PROBLEM TO WORK ON
Copy whichever lines of the data hold the word "Number".

++++ GIVEN RECORDS

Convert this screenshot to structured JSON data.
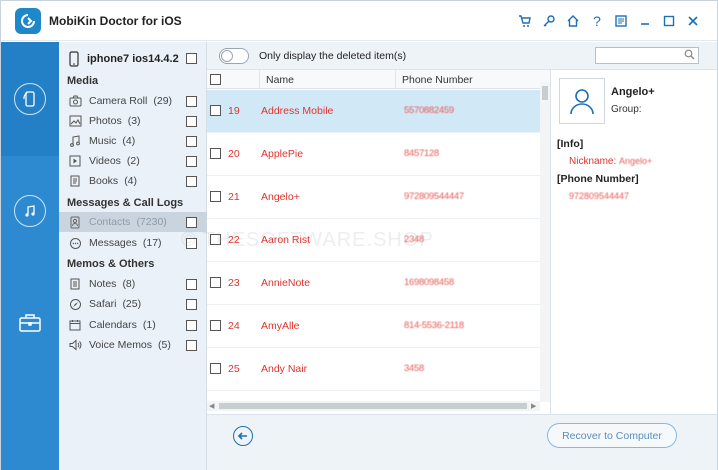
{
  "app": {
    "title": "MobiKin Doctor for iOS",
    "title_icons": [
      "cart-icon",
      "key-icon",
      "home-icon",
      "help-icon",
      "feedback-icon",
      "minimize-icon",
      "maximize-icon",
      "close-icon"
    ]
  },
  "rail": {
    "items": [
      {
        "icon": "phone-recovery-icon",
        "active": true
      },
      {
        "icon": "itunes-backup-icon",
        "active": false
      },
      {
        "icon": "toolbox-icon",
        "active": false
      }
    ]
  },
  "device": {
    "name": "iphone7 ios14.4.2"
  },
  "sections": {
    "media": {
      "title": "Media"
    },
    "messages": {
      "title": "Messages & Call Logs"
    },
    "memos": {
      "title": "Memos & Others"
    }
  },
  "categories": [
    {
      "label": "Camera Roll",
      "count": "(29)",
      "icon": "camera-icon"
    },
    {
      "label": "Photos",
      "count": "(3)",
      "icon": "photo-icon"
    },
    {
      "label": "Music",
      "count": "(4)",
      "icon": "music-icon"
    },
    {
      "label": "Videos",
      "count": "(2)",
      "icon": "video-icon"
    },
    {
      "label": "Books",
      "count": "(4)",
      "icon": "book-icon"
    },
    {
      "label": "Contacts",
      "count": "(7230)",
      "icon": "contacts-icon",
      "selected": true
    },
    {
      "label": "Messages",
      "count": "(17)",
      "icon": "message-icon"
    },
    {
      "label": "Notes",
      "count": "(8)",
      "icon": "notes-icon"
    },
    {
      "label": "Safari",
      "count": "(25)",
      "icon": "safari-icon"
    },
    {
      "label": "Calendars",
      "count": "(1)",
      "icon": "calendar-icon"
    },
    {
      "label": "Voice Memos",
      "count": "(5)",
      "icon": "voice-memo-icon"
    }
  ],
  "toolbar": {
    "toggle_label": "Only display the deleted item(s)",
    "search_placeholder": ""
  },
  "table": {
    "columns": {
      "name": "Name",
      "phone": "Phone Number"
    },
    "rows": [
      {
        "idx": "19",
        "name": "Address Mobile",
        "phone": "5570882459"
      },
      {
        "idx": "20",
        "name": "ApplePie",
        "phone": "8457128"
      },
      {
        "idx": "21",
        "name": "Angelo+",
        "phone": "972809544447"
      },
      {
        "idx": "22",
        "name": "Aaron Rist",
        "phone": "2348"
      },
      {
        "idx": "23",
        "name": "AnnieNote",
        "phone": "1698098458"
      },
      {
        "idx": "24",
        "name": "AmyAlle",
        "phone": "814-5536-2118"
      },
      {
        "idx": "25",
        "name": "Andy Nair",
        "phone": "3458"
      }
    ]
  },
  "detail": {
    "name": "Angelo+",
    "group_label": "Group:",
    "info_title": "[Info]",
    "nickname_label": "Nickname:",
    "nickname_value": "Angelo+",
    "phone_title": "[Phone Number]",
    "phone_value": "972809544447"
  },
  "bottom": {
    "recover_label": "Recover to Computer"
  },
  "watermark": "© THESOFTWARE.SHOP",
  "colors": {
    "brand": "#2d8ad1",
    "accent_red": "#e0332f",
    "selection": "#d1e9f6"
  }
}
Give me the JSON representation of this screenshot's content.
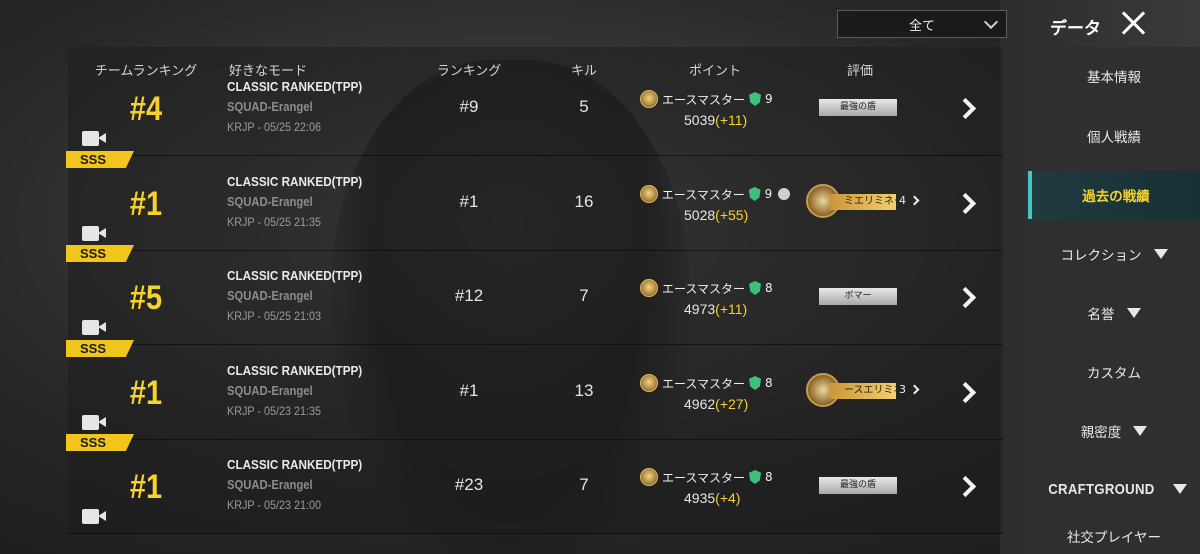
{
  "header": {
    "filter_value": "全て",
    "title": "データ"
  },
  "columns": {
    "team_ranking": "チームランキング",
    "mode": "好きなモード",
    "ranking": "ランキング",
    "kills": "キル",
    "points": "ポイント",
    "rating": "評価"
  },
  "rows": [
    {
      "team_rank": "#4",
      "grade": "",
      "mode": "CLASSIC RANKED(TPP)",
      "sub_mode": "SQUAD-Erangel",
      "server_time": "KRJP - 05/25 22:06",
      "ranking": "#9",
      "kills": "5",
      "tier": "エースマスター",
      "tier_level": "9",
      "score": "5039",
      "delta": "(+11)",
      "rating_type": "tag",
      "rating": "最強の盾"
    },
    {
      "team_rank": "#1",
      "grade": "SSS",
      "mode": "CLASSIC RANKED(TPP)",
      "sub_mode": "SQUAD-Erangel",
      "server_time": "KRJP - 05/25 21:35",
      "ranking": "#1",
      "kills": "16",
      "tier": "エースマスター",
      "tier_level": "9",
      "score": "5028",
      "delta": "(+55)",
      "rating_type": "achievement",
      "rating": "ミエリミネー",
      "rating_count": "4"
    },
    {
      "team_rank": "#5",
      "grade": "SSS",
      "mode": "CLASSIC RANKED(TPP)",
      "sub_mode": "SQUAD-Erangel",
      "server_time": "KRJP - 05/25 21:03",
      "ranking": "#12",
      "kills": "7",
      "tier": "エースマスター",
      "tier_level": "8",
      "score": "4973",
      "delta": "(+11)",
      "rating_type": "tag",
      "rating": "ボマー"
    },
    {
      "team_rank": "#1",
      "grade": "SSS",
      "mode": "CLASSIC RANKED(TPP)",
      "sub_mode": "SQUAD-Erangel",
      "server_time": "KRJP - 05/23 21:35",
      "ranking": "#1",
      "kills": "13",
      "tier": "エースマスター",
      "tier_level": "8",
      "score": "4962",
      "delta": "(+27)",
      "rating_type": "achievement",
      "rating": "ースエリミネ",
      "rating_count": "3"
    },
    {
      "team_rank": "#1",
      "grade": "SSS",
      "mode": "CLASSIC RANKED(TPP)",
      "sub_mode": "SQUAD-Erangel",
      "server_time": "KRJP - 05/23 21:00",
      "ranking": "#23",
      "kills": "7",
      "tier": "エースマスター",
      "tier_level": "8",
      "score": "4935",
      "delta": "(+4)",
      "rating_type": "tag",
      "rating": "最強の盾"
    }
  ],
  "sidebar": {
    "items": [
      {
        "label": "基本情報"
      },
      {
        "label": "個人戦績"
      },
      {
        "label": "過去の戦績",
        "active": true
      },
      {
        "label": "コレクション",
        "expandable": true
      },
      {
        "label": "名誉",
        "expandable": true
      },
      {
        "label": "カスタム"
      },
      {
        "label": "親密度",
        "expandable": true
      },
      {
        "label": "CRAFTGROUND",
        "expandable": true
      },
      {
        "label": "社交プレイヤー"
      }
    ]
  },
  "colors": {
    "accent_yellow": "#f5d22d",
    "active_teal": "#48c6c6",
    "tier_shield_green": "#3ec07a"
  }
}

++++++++

ANSWER TO THIS PROBLEM
      "phone": "Phone Number"
    "phone_title": "[Phone Number]",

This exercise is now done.